[Records from a data source]
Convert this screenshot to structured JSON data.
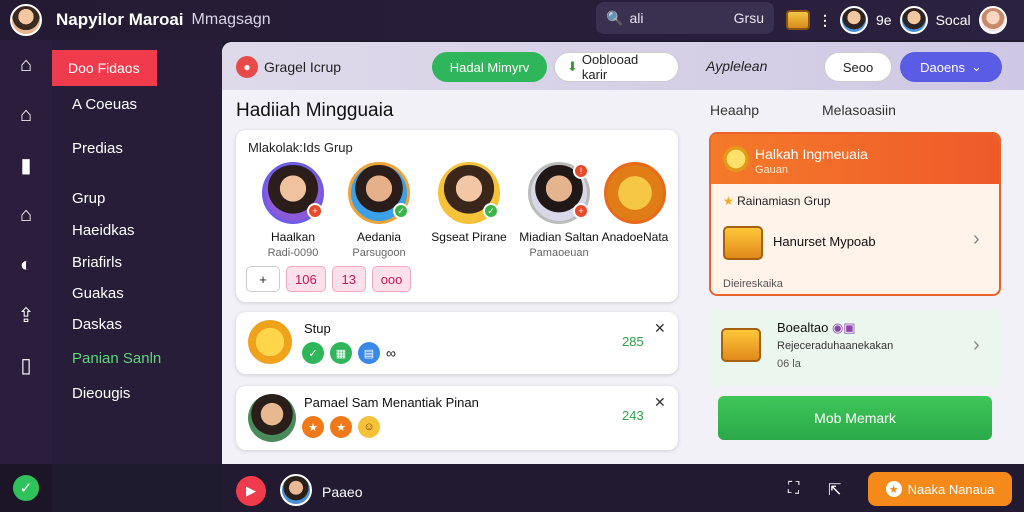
{
  "topbar": {
    "title": "Napyilor Maroai",
    "subtitle": "Mmagsagn",
    "search": {
      "placeholder": "ali",
      "scope": "Grsu"
    },
    "coins": "9e",
    "user_name": "Socal"
  },
  "sidebar": {
    "active": "Doo Fidaos",
    "items": [
      "A Coeuas",
      "Predias",
      "Grup",
      "Haeidkas",
      "Briafirls",
      "Guakas",
      "Daskas",
      "Panian Sanln",
      "Dieougis"
    ]
  },
  "header": {
    "title": "Gragel Icrup",
    "btn_green": "Hadal Mimyrv",
    "btn_white": "Ooblooad karir",
    "link": "Ayplelean",
    "btn_ghost": "Seoo",
    "btn_blue": "Daoens"
  },
  "main": {
    "section_title": "Hadiiah Mingguaia",
    "group_card": {
      "label": "Mlakolak:Ids Grup",
      "members": [
        {
          "name": "Haalkan",
          "sub": "Radi-0090"
        },
        {
          "name": "Aedania",
          "sub": "Parsugoon"
        },
        {
          "name": "Sgseat Pirane",
          "sub": ""
        },
        {
          "name": "Miadian Saltan",
          "sub": "Pamaoeuan"
        },
        {
          "name": "AnadoeNata",
          "sub": ""
        }
      ],
      "chips": [
        "+",
        "106",
        "13",
        "ooo"
      ]
    },
    "row1": {
      "title": "Stup",
      "number": "285"
    },
    "row2": {
      "title": "Pamael Sam Menantiak Pinan",
      "number": "243"
    }
  },
  "right": {
    "tabs": [
      "Heaahp",
      "Melasoasiin"
    ],
    "card1": {
      "title": "Halkah Ingmeuaia",
      "sub": "Gauan",
      "line": "Rainamiasn Grup",
      "item": "Hanurset Mypoab",
      "foot": "Dieireskaika"
    },
    "card2": {
      "title": "Boealtao",
      "sub": "Rejeceraduhaanekakan",
      "num": "06 la"
    },
    "cta": "Mob Memark"
  },
  "bottombar": {
    "name": "Paaeo",
    "cta": "Naaka Nanaua"
  },
  "colors": {
    "accent_red": "#ef3b4c",
    "accent_green": "#2fb55a",
    "accent_orange": "#f57a2a",
    "accent_blue": "#5b5ce6",
    "dark_bg": "#241a33"
  },
  "icons": [
    "home-icon",
    "house-icon",
    "chat-icon",
    "store-icon",
    "game-icon",
    "share-icon",
    "notice-icon",
    "search-icon",
    "chest-icon",
    "close-icon",
    "chevron-right-icon"
  ]
}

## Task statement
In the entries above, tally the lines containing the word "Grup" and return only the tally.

## Result of this task
3